I heard the pain in my son’s voice. He has worked for a large nonprofit for four years, drawn by its commitment to environmental justice, an issue he has passionately cared about since childhood.
Now he was describing his disbelief at how the organization’s leadership was responding to a budget shortfall.
He had expected top management to demonstrate concern for all employees in its efforts to ease the financial crisis. The proposed options, however, all seemed to protect the managers’ positions and salaries while putting many of the lower-paid employees’ jobs in jeopardy.
My son spoke up, questioning why across-the-board percentage cuts in salaries were not being considered. He expected an organization committed to social justice to practice justice internally.
Why does it hit us so hard when leaders behave this way? As a Christian organizational psychologist, I am interested in human suffering caused in the world of work.
I deeply desire to understand what helps us be healthy, motivated and productive for the sake of pursuing organizational goals as well as our own faithful fullness of life.
As a Catholic, I have been drawn into this area of study by my church’s teachings. Those teachings speak to the dignity of work, as well as criteria for just work conditions that uphold human dignity and offer a place to grow in meaningful acts of co-creating with God.
Pope Francis, echoing earlier Catholic Church social documents, has written: “It is through free, creative, participatory and mutually supportive labour that human beings express and enhance the dignity of their lives.”
In social psychology, an area of research called “organizational justice” explores issues of work, productivity and well-being. It may offer Christian leaders a clear lens and helpful language during this time of reassessment and healing as we seek to shape our workplaces to better reflect the wholeness and justice of the gospel.
Studies show that the way justice is practiced inside an organization and the perceived fairness of its rules and procedures affect workers’ sense of belonging and pride in working at the organization. This deeply influences how employees feel and act at work.
When we perceive justice and are proud to be identified with an organization, we tend to act positively, not just complying with what we are asked to do and refraining from negative behavior against the organization, but going above and beyond the obligatory.
We contribute by helping co-workers, generating ideas of how to do things better, recommending the organization to others and building up the organization in various ways.
Findings in organizational justice research have shifted the understanding of what motivates human behavior from the traditional thinking that people are oriented toward gain and against loss (also known as informed self-interest) to the view that people cooperate in groups primarily out of identity concerns and the perception of being valued and valuable.
Consider three major categories of employee perceptions within organizational justice.
• Distributive justice: perceptions of the fairness and appropriateness of the salary and benefits assigned to various positions, as well as access to positive longer-term economic outcomes such as job stability and promotions.
• Interactional or interpersonal justice: perceptions of the fairness and respectfulness with which people are treated by bosses and coworkers.
Psychologists see the human need for status and for social inclusion as underlying the experience of respect.

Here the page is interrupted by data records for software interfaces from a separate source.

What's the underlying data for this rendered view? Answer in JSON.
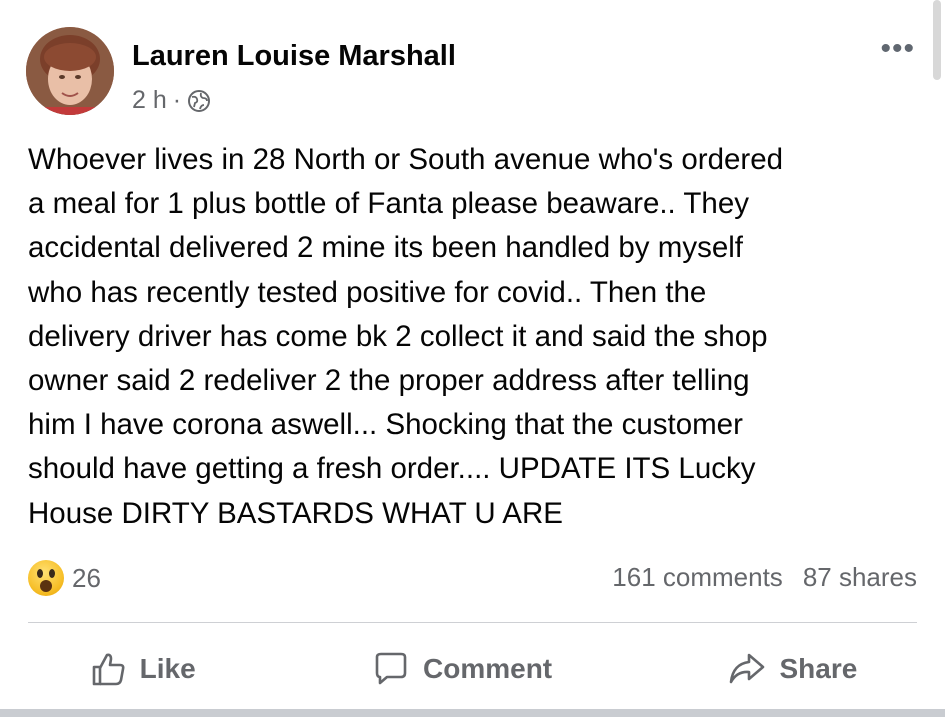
{
  "post": {
    "author": "Lauren Louise Marshall",
    "time": "2 h",
    "separator": "·",
    "privacy_icon": "globe-icon",
    "more_icon": "more-options-icon",
    "more_glyph": "•••",
    "body": "Whoever lives in 28 North or South avenue who's ordered\na meal for 1 plus bottle of Fanta please beaware.. They\naccidental delivered 2 mine its been handled by myself\nwho has recently tested positive for covid.. Then the\ndelivery driver has come bk 2 collect it and said the shop\nowner said 2 redeliver 2 the proper address after telling\nhim I have corona aswell... Shocking that the customer\nshould have getting a fresh order.... UPDATE ITS Lucky\nHouse DIRTY BASTARDS WHAT U ARE"
  },
  "engagement": {
    "reaction_icon": "wow-reaction-icon",
    "reaction_count": "26",
    "comments": "161 comments",
    "shares": "87 shares"
  },
  "actions": {
    "like": "Like",
    "comment": "Comment",
    "share": "Share"
  },
  "colors": {
    "text": "#050505",
    "secondary": "#65676b",
    "divider": "#ced0d4"
  }
}
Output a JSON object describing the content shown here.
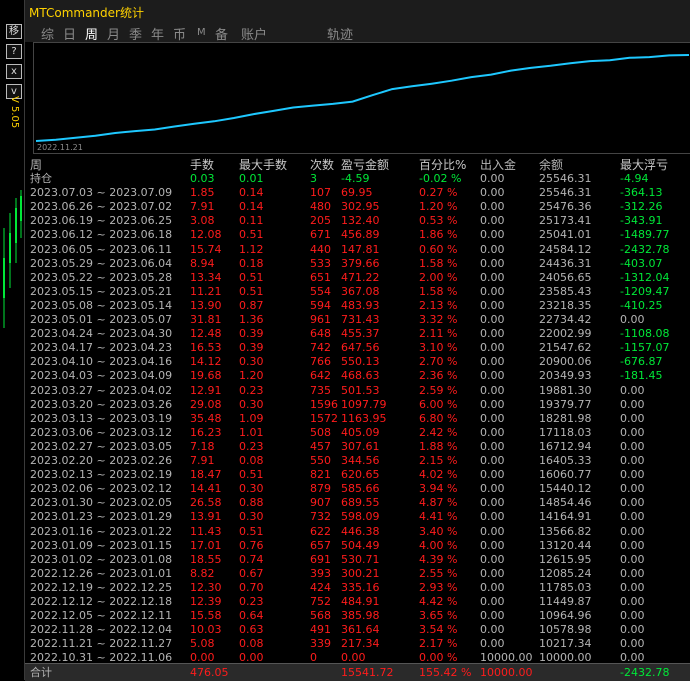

When a group is important to us, respect from others shapes both our commitment to the group and our psychological well-being.
• Procedural justice: perceptions of the fairness of work procedures and decision-making processes -- and having voice.
Work procedures include recruitment and hiring processes; appropriate training and explanation of job expectations; provision of necessary resources; and control over working conditions and risks to oneself, others and the environment.
Decision-making processes range from who decides wages and how they are awarded to how job changes and promotions are decided and how complaints and conflicts are resolved.
Having voice means being able to express one’s opinions about the functions and conditions of the job and having influence on the decisions that affect it.
Even in a pandemic, organizational justice can -- and should -- happen.
Despite this time of greater financial constraints, one Christian organization with which I am familiar has recently demonstrated distributive justice, using the money allocated to a department for annual raises to increase the wages of lower-paid employees -- distributing it according to equity instead of hierarchy.
At a large group level, the German government has provided an example of procedural justice, through participatory problem solving and having voice. When the coronavirus first hit, German leaders opened the government’s process for developing solutions to the crisis to outside people and organizations.
They accepted “problem statements” from civilian technical companies and organizations and then hosted an online “hackathon,” #WeVsVirus, which drew more than 26,000 participants.
Writing in the Stanford Social Innovation Review, Thomas Gegenhuber highlighted the effort’s positive effects -- not only the “viable and useful technical solutions” it generated but the help it offered many participants in “overcom[ing] feelings of isolation and powerlessness.” Further, more than half of participants said the experience strengthened their trust in the German government.
My son, meanwhile, organized and spoke out for change in his organization because he cared enough, believed in it enough, and identified himself as a valued member of the staff. He used his “upward voice.”
His organizing and speaking up paid off, he told me. A new budget was passed without any involuntary layoffs.
As we work toward healing and reparation at all levels of society, Christian leaders may find organizational justice categories useful in paying attention to our workplace procedures and decision-making processes -- including whether employees have voice in the goals and conditions of work -- and to the respect and equity with which we treat each other.
By doing this, we may find that upholding the dignity and well-being of our employees is a balm for our own work motivation and satisfaction in a time of continued stress.